Denying a child’s individuality

Sunday July 15, 2012

http://thestar.com.my/education/story.asp?file=/2012/7/15/education/11612116&sec=education

By VALENTINE CAWLEY

Attractive as it may seem, children should not be enticed in large groups into participating in record-breaking events, for they will not be able to show off their respective creativity and skills.

I HAVE been most unsettled by a “mass performance” of children. It might seem odd that I should find such a performance disturbing, but it did.

What’s more, it could have been damaging to the psychological development of the children involved.

Let me explain. I recently attended a charity concert performed by children. It was organised by a Malaysian preschool. To me, it was the most offensive performance involving children.

The reason I found it so, was the total disregard shown towards every child at the performance.

In one of the presentations, there were 390 children, one of whom was my son, crammed on the stage.

Each child had standing room only. It was almost impossible for them to move, let alone perform on a stage that was not meant for such a large group.

I am certain that not a single parent in that auditorium — apart from the privileged ones at the front — would have seen their child perform.

So why the need for the performance?

Creating a record

The reason soon became clear — the school wanted to create a Malaysian record in which it had the most number of children performing in an event.

To do so, they squeezed well over 1,000 children into its various presentations that night.

The emphasis was on quantity, not on quality. None of the children seemed to have received proper instructions on what they were supposed to do and how to perform.

Those responsible for the event had no regard for the children’s health, comfort and state of mind.

My son was forced to be at the event and I had the feeling that he was unimportant and that his individuality meant nothing. He was just a number, like the others on stage

During the entire duration of the performance, the children had the opportunity to feel their nothingness, their triviality, their “unimportance” to the school.

As a parent, this offended me deeply. There was clearly no respect shown to the children .

Once I saw the 390 children on the stage, I knew, at once, why my son – who usually loves performing – was reluctant to do so.

What occurred was not even remotely a performance experience.

It was an act of psychological denigration for both the children and parents present.

Regrets

I should have listened to my son. I should have pulled him out from the “performance”.

On the day of his rehearsal, he had complained they were not provided with enough refreshments.

Yet, on the day of the performance, those responsible made a big show of feeding the kids.

This hints at the true nature of the organisers. I have learnt my lesson.

If the school ever came up with a stunt like that, we will not allow our child to participate.

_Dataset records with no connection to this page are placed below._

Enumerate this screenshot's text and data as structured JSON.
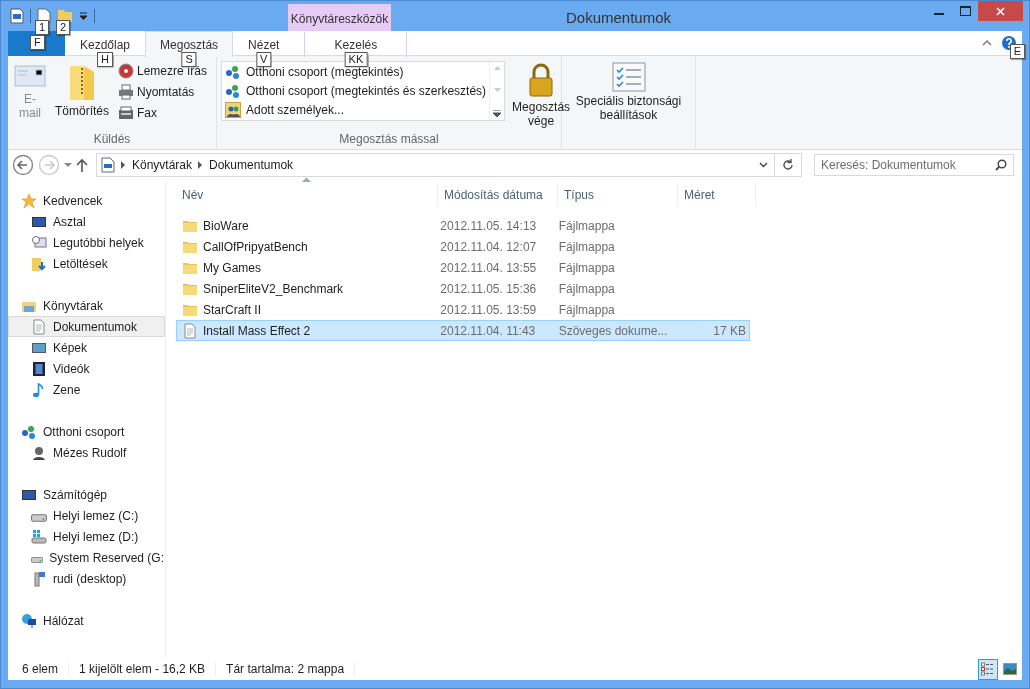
{
  "quick_access": {
    "key_tips": [
      "1",
      "2"
    ]
  },
  "context_tab_group": {
    "label": "Könyvtáreszközök"
  },
  "window": {
    "title": "Dokumentumok"
  },
  "file_tab": {
    "key_tip": "F"
  },
  "ribbon_tabs": [
    {
      "label": "Kezdőlap",
      "key_tip": "H",
      "selected": false,
      "contextual": false
    },
    {
      "label": "Megosztás",
      "key_tip": "S",
      "selected": true,
      "contextual": false
    },
    {
      "label": "Nézet",
      "key_tip": "V",
      "selected": false,
      "contextual": false
    },
    {
      "label": "Kezelés",
      "key_tip": "KK",
      "selected": false,
      "contextual": true
    }
  ],
  "help": {
    "key_tip": "E"
  },
  "ribbon_groups": [
    {
      "label": "Küldés",
      "commands": [
        {
          "kind": "large",
          "label": "E-mail",
          "disabled": true
        },
        {
          "kind": "large",
          "label": "Tömörítés",
          "disabled": false
        },
        {
          "kind": "small_stack",
          "items": [
            "Lemezre írás",
            "Nyomtatás",
            "Fax"
          ]
        }
      ]
    },
    {
      "label": "Megosztás mással",
      "commands": [
        {
          "kind": "gallery",
          "items": [
            "Otthoni csoport (megtekintés)",
            "Otthoni csoport (megtekintés és szerkesztés)",
            "Adott személyek..."
          ]
        },
        {
          "kind": "large",
          "label": "Megosztás vége",
          "disabled": false
        }
      ]
    },
    {
      "commands": [
        {
          "kind": "large",
          "label": "Speciális biztonsági beállítások",
          "disabled": false
        }
      ]
    }
  ],
  "address_bar": {
    "breadcrumbs": [
      "Könyvtárak",
      "Dokumentumok"
    ]
  },
  "search": {
    "placeholder": "Keresés: Dokumentumok"
  },
  "navigation": {
    "groups": [
      {
        "label": "Kedvencek",
        "children": [
          {
            "label": "Asztal",
            "selected": false
          },
          {
            "label": "Legutóbbi helyek",
            "selected": false
          },
          {
            "label": "Letöltések",
            "selected": false
          }
        ]
      },
      {
        "label": "Könyvtárak",
        "children": [
          {
            "label": "Dokumentumok",
            "selected": true
          },
          {
            "label": "Képek",
            "selected": false
          },
          {
            "label": "Videók",
            "selected": false
          },
          {
            "label": "Zene",
            "selected": false
          }
        ]
      },
      {
        "label": "Otthoni csoport",
        "children": [
          {
            "label": "Mézes Rudolf",
            "selected": false
          }
        ]
      },
      {
        "label": "Számítógép",
        "children": [
          {
            "label": "Helyi lemez (C:)",
            "selected": false
          },
          {
            "label": "Helyi lemez (D:)",
            "selected": false
          },
          {
            "label": "System Reserved (G:",
            "selected": false
          },
          {
            "label": "rudi (desktop)",
            "selected": false
          }
        ]
      },
      {
        "label": "Hálózat"
      }
    ]
  },
  "file_list": {
    "columns": [
      {
        "label": "Név",
        "sorted": true
      },
      {
        "label": "Módosítás dátuma",
        "sorted": false
      },
      {
        "label": "Típus",
        "sorted": false
      },
      {
        "label": "Méret",
        "sorted": false
      }
    ],
    "rows": [
      {
        "kind": "folder",
        "name": "BioWare",
        "date": "2012.11.05. 14:13",
        "type": "Fájlmappa",
        "selected": false
      },
      {
        "kind": "folder",
        "name": "CallOfPripyatBench",
        "date": "2012.11.04. 12:07",
        "type": "Fájlmappa",
        "selected": false
      },
      {
        "kind": "folder",
        "name": "My Games",
        "date": "2012.11.04. 13:55",
        "type": "Fájlmappa",
        "selected": false
      },
      {
        "kind": "folder",
        "name": "SniperEliteV2_Benchmark",
        "date": "2012.11.05. 15:36",
        "type": "Fájlmappa",
        "selected": false
      },
      {
        "kind": "folder",
        "name": "StarCraft II",
        "date": "2012.11.05. 13:59",
        "type": "Fájlmappa",
        "selected": false
      },
      {
        "kind": "document",
        "name": "Install Mass Effect 2",
        "date": "2012.11.04. 11:43",
        "type": "Szöveges dokume...",
        "size": "17 KB",
        "selected": true
      }
    ]
  },
  "status_bar": {
    "items": [
      "6 elem",
      "1 kijelölt elem - 16,2 KB",
      "Tár tartalma: 2 mappa"
    ],
    "views": [
      {
        "selected": true
      },
      {
        "selected": false
      }
    ]
  }
}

The only reason he is at the school is because it is the nearest school to our house, and the most affordable. It is economics alone that dictated our choice.

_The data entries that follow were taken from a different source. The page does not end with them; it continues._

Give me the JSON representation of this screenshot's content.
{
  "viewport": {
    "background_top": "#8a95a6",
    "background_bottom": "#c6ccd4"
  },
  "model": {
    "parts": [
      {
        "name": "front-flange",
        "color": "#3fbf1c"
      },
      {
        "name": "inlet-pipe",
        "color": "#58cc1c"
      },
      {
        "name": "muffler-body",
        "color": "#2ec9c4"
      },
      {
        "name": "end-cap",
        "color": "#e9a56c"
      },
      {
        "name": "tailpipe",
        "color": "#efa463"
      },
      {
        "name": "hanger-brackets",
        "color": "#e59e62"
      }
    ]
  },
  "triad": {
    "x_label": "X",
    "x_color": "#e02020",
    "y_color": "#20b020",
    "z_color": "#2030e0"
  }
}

The school broke the record for having the most number of children performing on stage, but, in doing so, it also broke whatever notion the parents might have had about it (the school) caring for their children.

Education should never be primarily about money. It should be about nurturing a child to become a person with good values.

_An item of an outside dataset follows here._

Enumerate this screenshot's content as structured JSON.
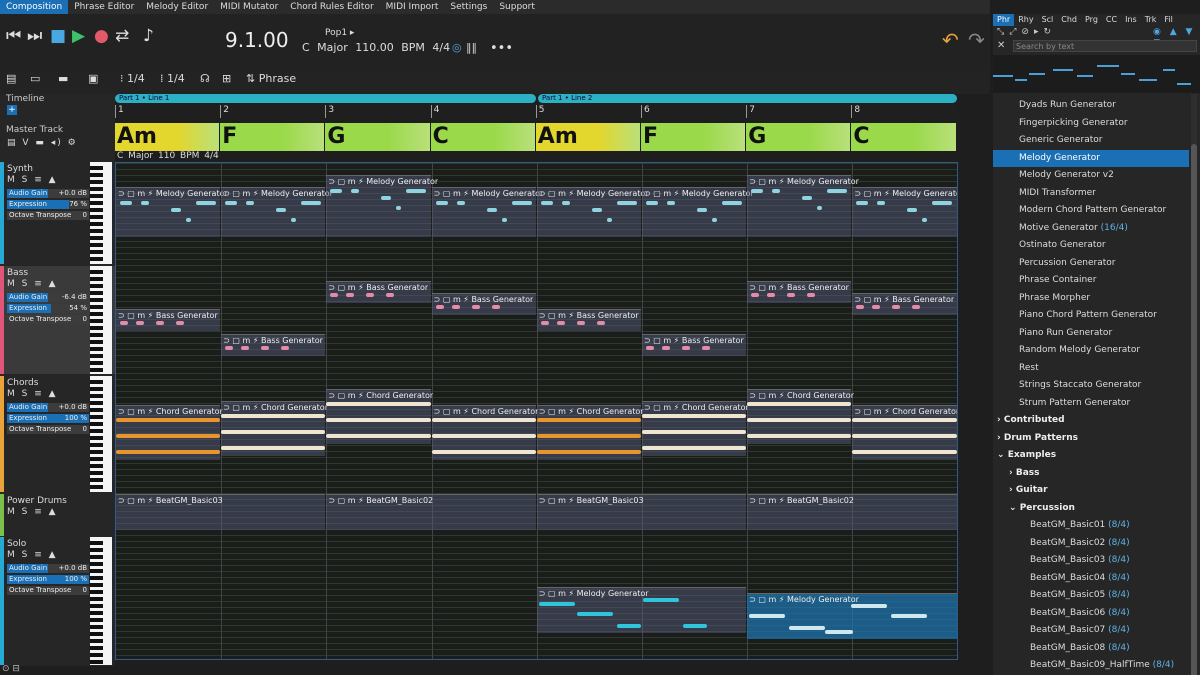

Putting children in a situation like this just for a record-breaking stunt, is certainly not about bringing out their best.

I remember my son enjoying a different experience when he was a three-year-old child.

He was in a school in Singapore, which was not part of a big chain. He had to perform a dance at the school‘s concert.

It was great to see him up there on stage with a few others. Every movement was fluid and elegant and synchronised perfectly with the accompanying music.

However, I cannot say the same of his current school. Our son has never had that opportunity to present his skills, style and talent.

The school has lost sight of its original ideals in bringing out the best in each pupil, focusing instead on organising an event involving so many children.

None of the children had the chance to develop or hone their skills and talent in the performing arts. It was indeed a great disappointment.

Insignificant

Such “mass performances” must come to an end.

Parents should resist the trend of allowing others to hoodwink their children into creating record-breaking feats.

No child should be made to feel insignificant in performances of such a large scale.

Parents should insist that those organising public performances that include children, should ensure that every youngster is allowed to demonstrate his individuality and talent.

Having smaller groups would ensure that those responsible, be they schools or organisations, cannot cover up their flaws.

Many organisers tend to hide their weaknesses in choreography and other areas like singing and acting, by having a larger group of performers.

By doing so, the audience doesn’t have a chance to scrutinise the flaws of each child, or performer.

Let me reiterate that the true joys of performing will be evident only if children are allowed to develop their individual styles and talent in small groups.

Organisations or individuals should never use children for record-breaking feats for they are mainly a public relations gimmick.

Every parent should be allowed to have memories of their child, on stage, for the first time … memories of their first dance, their first song, their first play.

Let Malaysia be a nation, in which every parent has that chance.

● The writer, an Irishman based in Kuala Lumpur, is a psychology researcher focusing on giftedness. He is also chairman of the Research Committee of the National Association for Gifted Children, Malaysia (NAGCM). He was an actor, writer, magazine founder and editor, physicist and teacher.